Porcelain veneers, as the name implies, are veneers made from porcelain. They’re extremely durable and can last up to 15 years. They also closely resemble the tooth’s natural color and are barely noticeable. They’re also the thinnest of all types of veneers.
Ceramic veneers are the most popular type of veneers. They’re made from ceramic, making time very durable and long-lasting. They’re also natural-looking and can last a lifetime with proper care. However, ceramic veneers take longer to fabricate than other types of veneers.
Composite veneers are the most affordable of the bunch. These veneers are made from a plastic resin consisting of organic polymer chains. Aside from their cost-effectiveness, they’re the easiest to fabricate and place on teeth. However, they’re not as durable as their ceramic and porcelain counterparts.
600,000 Americans get veneer placement annually?
No, dental veneers aren’t a permanent cosmetic dental treatment in the sense that they don’t last forever. However, they’re permanent in the sense that only a licensed dentist can place and remove them. With proper care, veneers can last 15 to 20 years.
Yes, it’s possible to stain your dental veneers, especially if you typically consume pigmented drinks like coffee and red wine. Unfortunately, you cannot whiten dental veneers. Stained veneers have to be repaired or replaced with new ones.
Dental insurance policies vary greatly in their coverage, and it's important to understand the specifics of your own plan. Generally speaking, most dental insurance plans consider veneers a cosmetic procedure, which means they are typically not covered. However, there are exceptions. Some plans may partially cover veneers if they are deemed medically necessary, for example, to restore a tooth's function or to correct a significant issue that affects your oral health.
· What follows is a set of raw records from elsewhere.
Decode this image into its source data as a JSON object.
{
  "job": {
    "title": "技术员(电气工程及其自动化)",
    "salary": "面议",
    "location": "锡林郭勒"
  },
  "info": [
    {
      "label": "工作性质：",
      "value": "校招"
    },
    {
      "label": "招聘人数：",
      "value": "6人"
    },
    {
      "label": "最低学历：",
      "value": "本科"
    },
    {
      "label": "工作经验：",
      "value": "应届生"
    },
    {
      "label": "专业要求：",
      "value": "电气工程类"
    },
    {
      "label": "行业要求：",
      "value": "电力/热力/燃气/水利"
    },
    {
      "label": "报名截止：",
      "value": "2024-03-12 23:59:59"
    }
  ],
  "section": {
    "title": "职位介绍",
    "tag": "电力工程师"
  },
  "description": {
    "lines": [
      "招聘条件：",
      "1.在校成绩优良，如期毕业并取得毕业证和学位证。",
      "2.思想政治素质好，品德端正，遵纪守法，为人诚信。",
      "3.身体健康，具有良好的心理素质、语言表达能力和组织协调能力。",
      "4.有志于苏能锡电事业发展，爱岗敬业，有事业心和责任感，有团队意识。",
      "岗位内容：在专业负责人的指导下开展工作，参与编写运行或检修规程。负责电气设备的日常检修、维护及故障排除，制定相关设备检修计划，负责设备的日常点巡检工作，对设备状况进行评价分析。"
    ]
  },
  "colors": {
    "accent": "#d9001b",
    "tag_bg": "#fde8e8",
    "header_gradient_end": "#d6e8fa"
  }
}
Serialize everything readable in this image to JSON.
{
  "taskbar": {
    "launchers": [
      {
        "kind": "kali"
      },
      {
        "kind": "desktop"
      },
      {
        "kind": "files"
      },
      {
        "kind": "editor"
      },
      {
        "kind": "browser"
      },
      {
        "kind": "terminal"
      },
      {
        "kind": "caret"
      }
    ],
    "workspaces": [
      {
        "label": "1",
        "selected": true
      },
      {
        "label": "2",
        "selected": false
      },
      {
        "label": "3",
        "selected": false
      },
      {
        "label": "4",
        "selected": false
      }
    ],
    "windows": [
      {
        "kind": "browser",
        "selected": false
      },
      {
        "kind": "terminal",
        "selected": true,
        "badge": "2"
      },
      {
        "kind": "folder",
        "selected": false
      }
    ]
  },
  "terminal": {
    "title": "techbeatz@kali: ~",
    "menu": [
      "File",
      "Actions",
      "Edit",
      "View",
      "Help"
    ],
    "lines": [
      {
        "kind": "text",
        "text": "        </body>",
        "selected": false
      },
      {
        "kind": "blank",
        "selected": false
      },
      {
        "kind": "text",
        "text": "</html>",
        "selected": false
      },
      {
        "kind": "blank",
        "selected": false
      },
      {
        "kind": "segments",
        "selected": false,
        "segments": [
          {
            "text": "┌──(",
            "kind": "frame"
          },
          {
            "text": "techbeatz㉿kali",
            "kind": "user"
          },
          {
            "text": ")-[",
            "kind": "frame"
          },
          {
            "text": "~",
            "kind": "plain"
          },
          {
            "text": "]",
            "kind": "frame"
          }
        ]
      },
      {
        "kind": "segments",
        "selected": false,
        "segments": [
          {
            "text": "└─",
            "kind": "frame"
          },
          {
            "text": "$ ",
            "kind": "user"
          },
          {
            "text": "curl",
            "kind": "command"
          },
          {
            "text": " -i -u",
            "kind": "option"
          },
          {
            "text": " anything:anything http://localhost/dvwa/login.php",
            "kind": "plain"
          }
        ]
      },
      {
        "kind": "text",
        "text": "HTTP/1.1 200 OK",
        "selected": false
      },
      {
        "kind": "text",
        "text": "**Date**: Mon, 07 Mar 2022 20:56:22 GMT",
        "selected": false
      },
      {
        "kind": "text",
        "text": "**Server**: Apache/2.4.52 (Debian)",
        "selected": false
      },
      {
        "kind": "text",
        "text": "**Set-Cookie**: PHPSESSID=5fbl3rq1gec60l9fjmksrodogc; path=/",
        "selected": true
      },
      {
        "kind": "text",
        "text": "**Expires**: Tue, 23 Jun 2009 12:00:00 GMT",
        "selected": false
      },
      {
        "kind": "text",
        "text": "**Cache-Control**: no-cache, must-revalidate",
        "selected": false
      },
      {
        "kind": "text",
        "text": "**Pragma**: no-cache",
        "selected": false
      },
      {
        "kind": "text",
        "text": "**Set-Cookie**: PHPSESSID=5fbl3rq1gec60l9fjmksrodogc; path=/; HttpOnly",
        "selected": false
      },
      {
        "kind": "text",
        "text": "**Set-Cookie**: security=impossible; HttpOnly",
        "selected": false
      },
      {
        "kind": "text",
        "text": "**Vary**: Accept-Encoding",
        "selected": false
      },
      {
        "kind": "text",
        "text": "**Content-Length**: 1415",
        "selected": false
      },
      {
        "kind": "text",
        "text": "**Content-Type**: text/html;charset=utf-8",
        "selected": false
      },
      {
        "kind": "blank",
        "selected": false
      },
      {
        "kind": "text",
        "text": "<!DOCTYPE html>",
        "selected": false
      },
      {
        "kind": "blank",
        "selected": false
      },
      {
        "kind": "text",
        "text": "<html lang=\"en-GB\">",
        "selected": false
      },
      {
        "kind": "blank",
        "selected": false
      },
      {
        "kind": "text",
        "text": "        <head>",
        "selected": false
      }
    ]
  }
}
It's always recommended to check with your insurance provider to get a clear understanding of what is and isn't covered under your plan.
The lifespan of veneers depends largely on two factors: the material they're made from and how well they're cared for. Porcelain veneers, which are the most common type, typically last between 10 to 15 years, but can last up to 20 years with proper care. Composite resin veneers, on the other hand, usually last between 5 to 7 years before they need to be replaced. Good oral hygiene practices, regular dental check-ups, and avoiding habits that could damage your veneers, like biting your nails or chewing on hard objects, can help extend their lifespan.
Veneers are typically made from one of two materials: porcelain or composite resin. Porcelain veneers are thin shells of medical-grade ceramic that are custom-made to fit your teeth. They are renowned for their ability to mimic the light-reflecting properties of natural teeth and are highly resistant to stains. Composite resin veneers, on the other hand, are made from a tooth-colored filling material. They may not have the same luster as porcelain veneers, but they are less expensive and require less removal of the tooth surface. Both options have their own advantages, and the best choice depends on the patient's specific needs and budget.
Porcelain veneers are resistant to stains from common substances like coffee, tea, or tobacco. However, it's essential to maintain good oral hygiene to prevent staining around the edges. If opting for composite resin veneers, be aware that they may be more prone to staining and require careful maintenance.
The veneer placement process is typically not painful as it involves minimal enamel removal. Your dentist may use local anesthesia during the procedure to ensure comfort. Some individuals might experience mild sensitivity after the enamel removal, but it is usually temporary.
Caring for veneers involves maintaining regular oral hygiene practices, including brushing, flossing, and regular dental check-ups. It's advisable to avoid biting into hard objects and refrain from habits like nail-biting or using teeth as tools to prevent potential damage to the veneers.